There was an absolute corker of a security vulnerability announced on Friday afternoon. exim4, the mail processing program for Debian, allow unrestricted remote access to any server running it, and more than a thousand people on our network alone may be vulnerable. From a deployment point of view, it’s absolutely the worst Linux-centred security problem I’ve ever seen.
What we’ve done about it so far:
- fixed up ours and our managed hosting customers‘ mail servers Friday and yesterday;
- written up a guide on how to handle it, and emailed it to all of our potentially vulnerable unmanaged customers;
- built some patched exim4 packages for the "outdated" Debian etch that 200-odd of our customers are still running;
- put together a scan detector which will feed our routers with a blacklist of people trying to exploit the issue (not sure how successful this will be, but if it saves one compromise, I’ll be happy).
It’s a terrible vulnerability firstly because it’s a remote root hole – you can get full access to any vulnerable server. Secondly it’s in a really widely deployed, popular piece of mail processing software. That is probably bad for us particularly because we’re quite a popular hosting company for Debian users. These are the ingredients for a bad week at the office.
The only mitigating factor is that you need to send a 50MB payload to exploit the bug, which won’t be fast to do from a broadband line.
But vulnerable machines are more than likely going to be on hosting networks like ours. Therefore I think it is only a matter of days before we see a new worm appear that will go from one vulnerable host to another, expanding some criminal’s botnet enterprise and eating bandwidth as it goes. Someone doing a thorough job of it will not disrupt their targets’ normal operations, because a vulnerable mail server can send far more spam, or send more attack traffic – a much more valuable asset to a botnet operator than a crummy home PC.

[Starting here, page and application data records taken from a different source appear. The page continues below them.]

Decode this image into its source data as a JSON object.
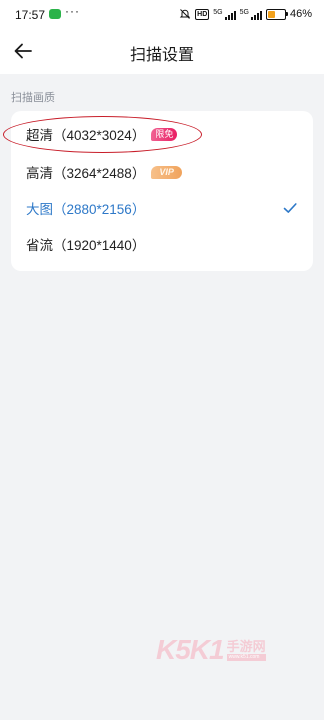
{
  "status_bar": {
    "time": "17:57",
    "dots": "···",
    "hd": "HD",
    "net1": "5G",
    "net2": "5G",
    "battery_level": 46,
    "battery_text": "46%"
  },
  "header": {
    "title": "扫描设置"
  },
  "section": {
    "label": "扫描画质"
  },
  "options": [
    {
      "label": "超清（4032*3024）",
      "badge": "限免",
      "badge_type": "free",
      "selected": false
    },
    {
      "label": "高清（3264*2488）",
      "badge": "VIP",
      "badge_type": "vip",
      "selected": false
    },
    {
      "label": "大图（2880*2156）",
      "badge": "",
      "selected": true
    },
    {
      "label": "省流（1920*1440）",
      "badge": "",
      "selected": false
    }
  ],
  "colors": {
    "accent": "#2d78c8",
    "annotation": "#c81e2a",
    "badge_free": "#e91e63",
    "badge_vip": "#f0a35c"
  },
  "watermark": {
    "brand": "K5K1",
    "text": "手游网",
    "url": "www.k51.com"
  }
}
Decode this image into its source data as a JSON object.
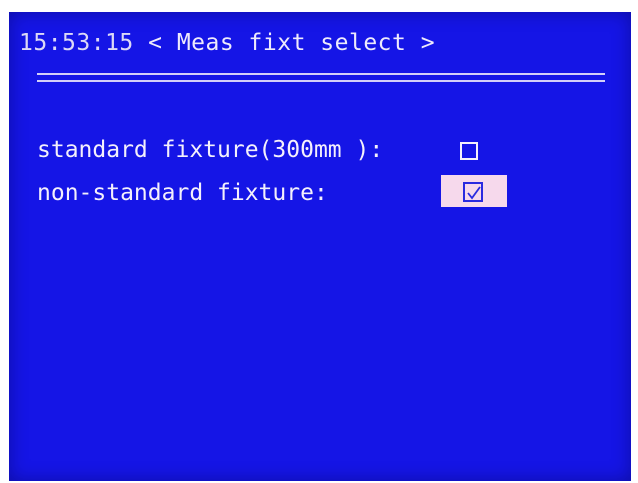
{
  "header": {
    "time": "15:53:15",
    "title": " < Meas fixt select >"
  },
  "options": [
    {
      "label": "standard fixture(300mm ):",
      "checked": false
    },
    {
      "label": "non-standard fixture:",
      "checked": true
    }
  ],
  "colors": {
    "screen_bg": "#1515e6",
    "text": "#f2eefc",
    "selected_bg": "#f6d9ec"
  }
}
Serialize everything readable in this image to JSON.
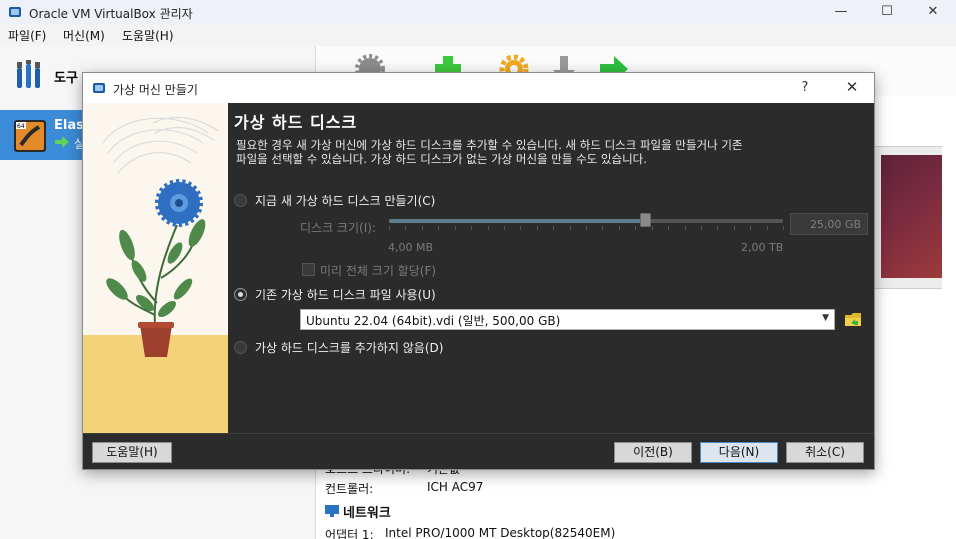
{
  "window": {
    "title": "Oracle VM VirtualBox 관리자",
    "minimize": "—",
    "maximize": "☐",
    "close": "✕"
  },
  "menu": [
    "파일(F)",
    "머신(M)",
    "도움말(H)"
  ],
  "sidebar": {
    "tools_label": "도구",
    "vm_name": "Elas",
    "vm_state": "실"
  },
  "details": {
    "audio_host_driver_label": "호스트 드라이버:",
    "audio_host_driver_value": "기본값",
    "controller_label": "컨트롤러:",
    "controller_value": "ICH AC97",
    "network_heading": "네트워크",
    "adapter_label": "어댑터 1:",
    "adapter_value": "Intel PRO/1000 MT Desktop(82540EM)"
  },
  "dialog": {
    "title": "가상 머신 만들기",
    "help": "?",
    "close": "✕",
    "page_title": "가상 하드 디스크",
    "description": "필요한 경우 새 가상 머신에 가상 하드 디스크를 추가할 수 있습니다. 새 하드 디스크 파일을 만들거나 기존 파일을 선택할 수 있습니다. 가상 하드 디스크가 없는 가상 머신을 만들 수도 있습니다.",
    "options": {
      "create_new": "지금 새 가상 하드 디스크 만들기(C)",
      "disk_size_label": "디스크 크기(I):",
      "disk_size_value": "25,00 GB",
      "size_min": "4,00 MB",
      "size_max": "2,00 TB",
      "disk_size_fraction": 0.65,
      "preallocate": "미리 전체 크기 할당(F)",
      "use_existing": "기존 가상 하드 디스크 파일 사용(U)",
      "existing_file": "Ubuntu 22.04 (64bit).vdi (일반, 500,00 GB)",
      "no_disk": "가상 하드 디스크를 추가하지 않음(D)",
      "selected": "use_existing"
    },
    "buttons": {
      "help": "도움말(H)",
      "back": "이전(B)",
      "next": "다음(N)",
      "cancel": "취소(C)"
    }
  },
  "colors": {
    "accent": "#3b8bd8",
    "dialog_body": "#2b2b2b",
    "flower": "#2e6fc2"
  }
}
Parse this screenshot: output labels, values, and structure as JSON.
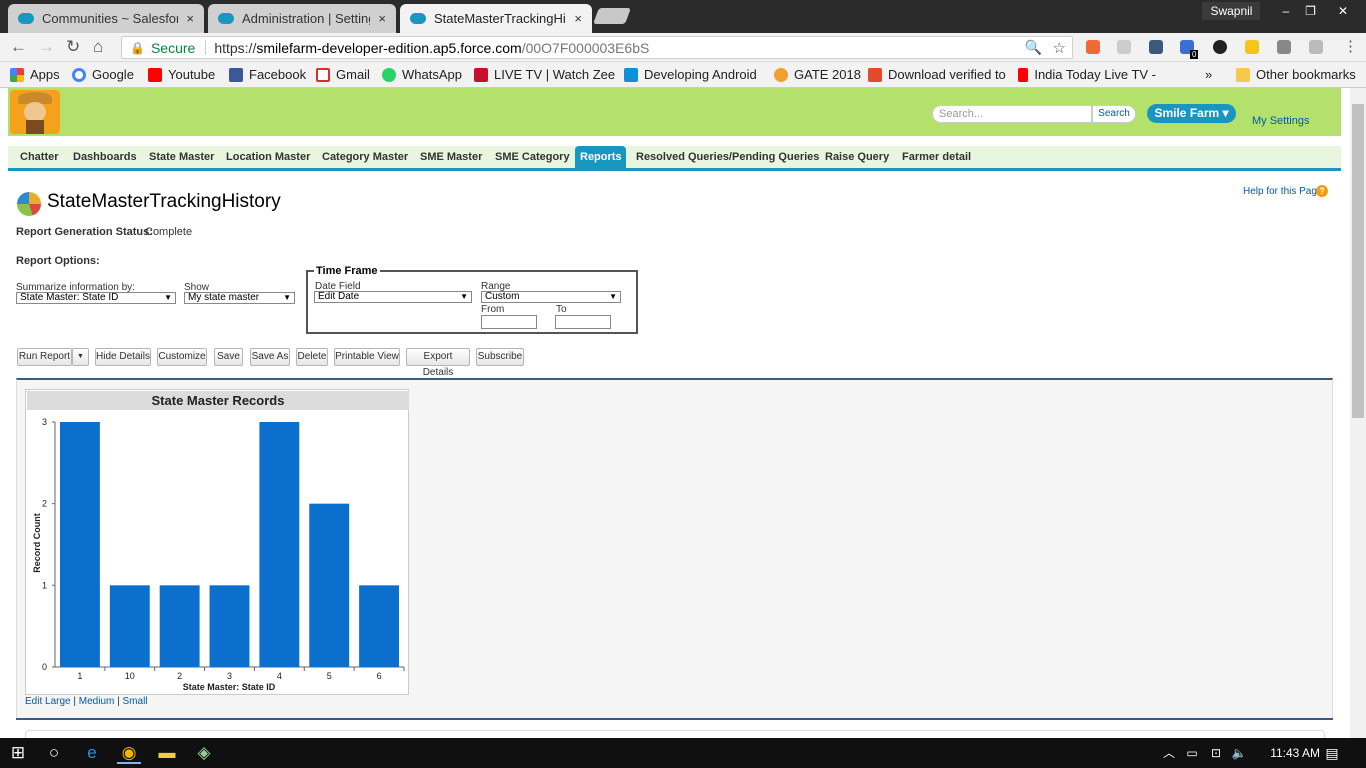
{
  "browser": {
    "tabs": [
      {
        "title": "Communities ~ Salesforc",
        "close": "×"
      },
      {
        "title": "Administration | Settings",
        "close": "×"
      },
      {
        "title": "StateMasterTrackingHisto",
        "close": "×"
      }
    ],
    "profile": "Swapnil",
    "win_min": "‒",
    "win_max": "❐",
    "win_close": "✕",
    "secure_label": "Secure",
    "url_scheme": "https://",
    "url_host": "smilefarm-developer-edition.ap5.force.com",
    "url_path": "/00O7F000003E6bS",
    "ext_badge": "0",
    "bookmarks": [
      {
        "label": "Apps",
        "color": "#e94235"
      },
      {
        "label": "Google",
        "color": "#4285f4"
      },
      {
        "label": "Youtube",
        "color": "#ff0000"
      },
      {
        "label": "Facebook",
        "color": "#3b5998"
      },
      {
        "label": "Gmail",
        "color": "#d93025"
      },
      {
        "label": "WhatsApp",
        "color": "#25d366"
      },
      {
        "label": "LIVE TV | Watch Zee",
        "color": "#c8102e"
      },
      {
        "label": "Developing Android",
        "color": "#0f8fd7"
      },
      {
        "label": "GATE 2018",
        "color": "#f0a030"
      },
      {
        "label": "Download verified to",
        "color": "#e34a2c"
      },
      {
        "label": "India Today Live TV -",
        "color": "#ff0000"
      }
    ],
    "more_bookmarks": "»",
    "other_bookmarks": "Other bookmarks"
  },
  "header": {
    "search_placeholder": "Search...",
    "search_button": "Search",
    "org_menu": "Smile Farm ▾",
    "my_settings": "My Settings"
  },
  "nav_tabs": [
    "Chatter",
    "Dashboards",
    "State Master",
    "Location Master",
    "Category Master",
    "SME Master",
    "SME Category",
    "Reports",
    "Resolved Queries/Pending Queries",
    "Raise Query",
    "Farmer detail"
  ],
  "active_tab": "Reports",
  "report": {
    "title": "StateMasterTrackingHistory",
    "help": "Help for this Page",
    "help_icon": "?",
    "status_label": "Report Generation Status:",
    "status_value": "Complete",
    "options_label": "Report Options:",
    "summarize_label": "Summarize information by:",
    "summarize_value": "State Master: State ID",
    "show_label": "Show",
    "show_value": "My state master",
    "time_frame_legend": "Time Frame",
    "date_field_label": "Date Field",
    "date_field_value": "Edit Date",
    "range_label": "Range",
    "range_value": "Custom",
    "from_label": "From",
    "to_label": "To",
    "from_value": "",
    "to_value": ""
  },
  "buttons": {
    "run_report": "Run Report",
    "run_report_arrow": "▼",
    "hide_details": "Hide Details",
    "customize": "Customize",
    "save": "Save",
    "save_as": "Save As",
    "delete": "Delete",
    "printable_view": "Printable View",
    "export_details": "Export Details",
    "subscribe": "Subscribe"
  },
  "chart_links": {
    "edit": "Edit",
    "large": "Large",
    "medium": "Medium",
    "small": "Small",
    "sep": "|"
  },
  "chart_data": {
    "type": "bar",
    "title": "State Master Records",
    "xlabel": "State Master: State ID",
    "ylabel": "Record Count",
    "categories": [
      "1",
      "10",
      "2",
      "3",
      "4",
      "5",
      "6"
    ],
    "values": [
      3,
      1,
      1,
      1,
      3,
      2,
      1
    ],
    "ylim": [
      0,
      3
    ],
    "yticks": [
      0,
      1,
      2,
      3
    ],
    "bar_color": "#0b6fce",
    "grid": false,
    "legend": "none"
  },
  "taskbar": {
    "time": "11:43 AM"
  }
}
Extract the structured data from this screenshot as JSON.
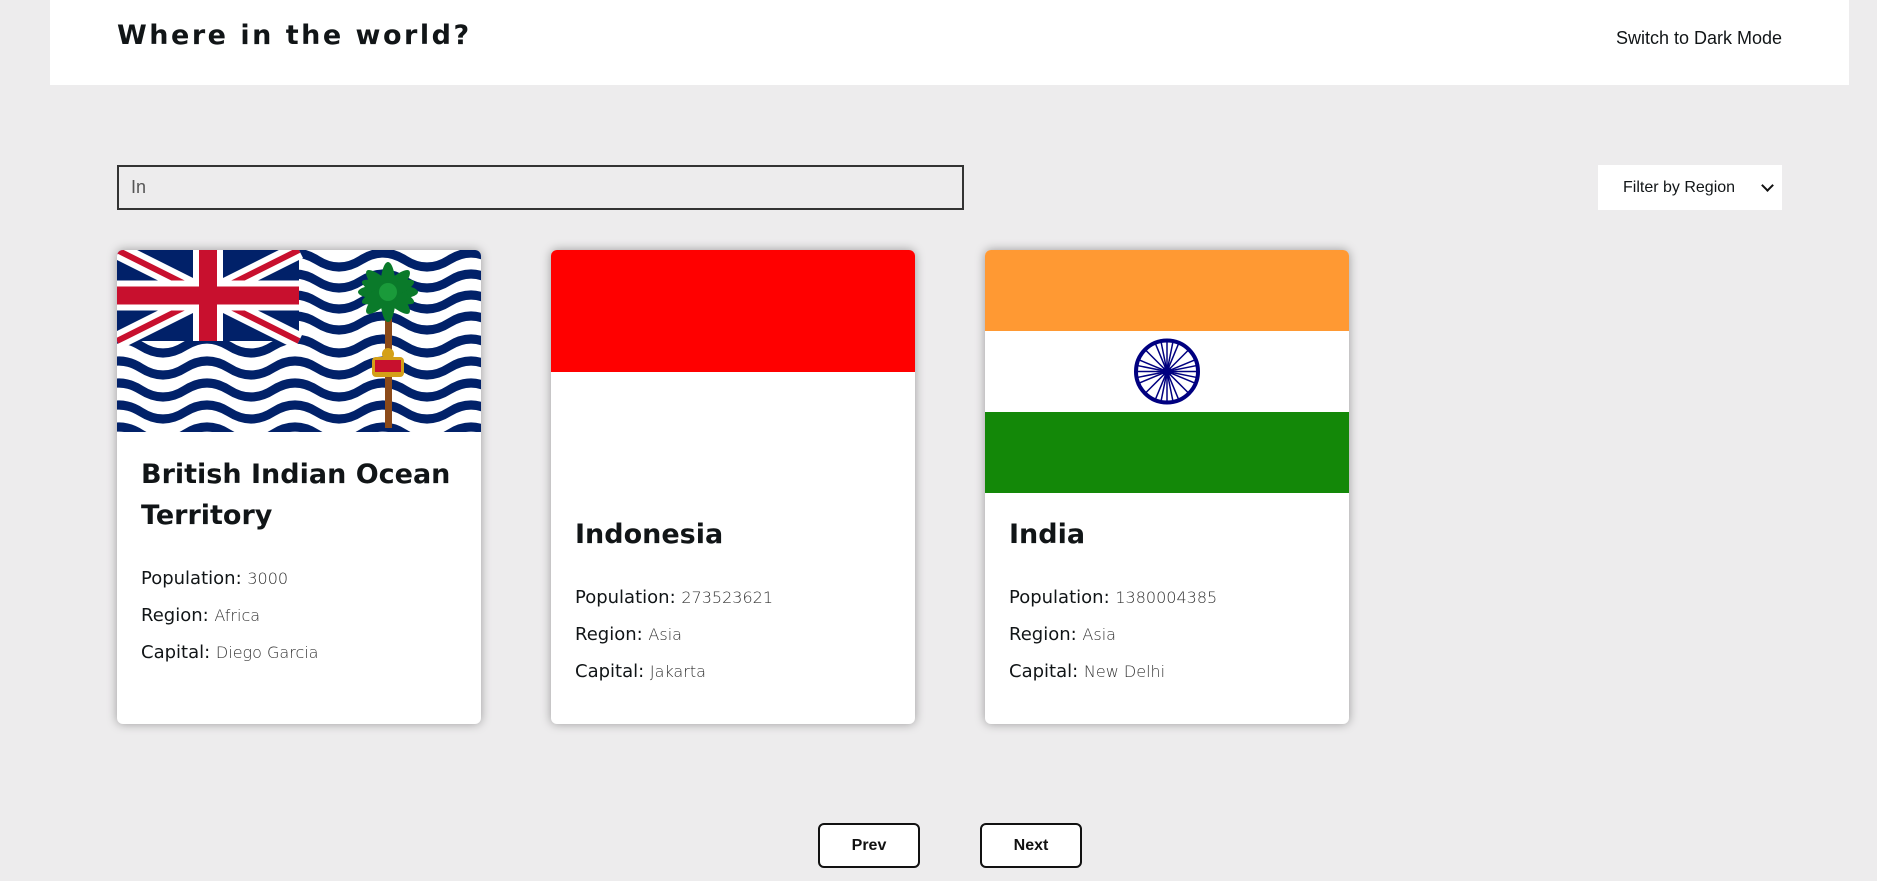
{
  "header": {
    "title": "Where in the world?",
    "mode_toggle_label": "Switch to Dark Mode"
  },
  "search": {
    "value": "In",
    "placeholder": ""
  },
  "filter": {
    "selected": "Filter by Region"
  },
  "labels": {
    "population": "Population:",
    "region": "Region:",
    "capital": "Capital:"
  },
  "countries": [
    {
      "name": "British Indian Ocean Territory",
      "population": "3000",
      "region": "Africa",
      "capital": "Diego Garcia"
    },
    {
      "name": "Indonesia",
      "population": "273523621",
      "region": "Asia",
      "capital": "Jakarta"
    },
    {
      "name": "India",
      "population": "1380004385",
      "region": "Asia",
      "capital": "New Delhi"
    }
  ],
  "pagination": {
    "prev_label": "Prev",
    "next_label": "Next"
  },
  "colors": {
    "background": "#edeced",
    "surface": "#ffffff",
    "text": "#111517",
    "indonesia_red": "#ff0000",
    "india_saffron": "#ff9933",
    "india_green": "#138808",
    "india_chakra": "#000080",
    "biot_navy": "#012169",
    "union_red": "#c8102e"
  }
}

I hope I’m extremely paranoid, but am gearing up for the worst. If you run a Debian server, or otherwise use exim, get patching. Two of our customers have already reported compromises, and I suspect they are just the observant ones.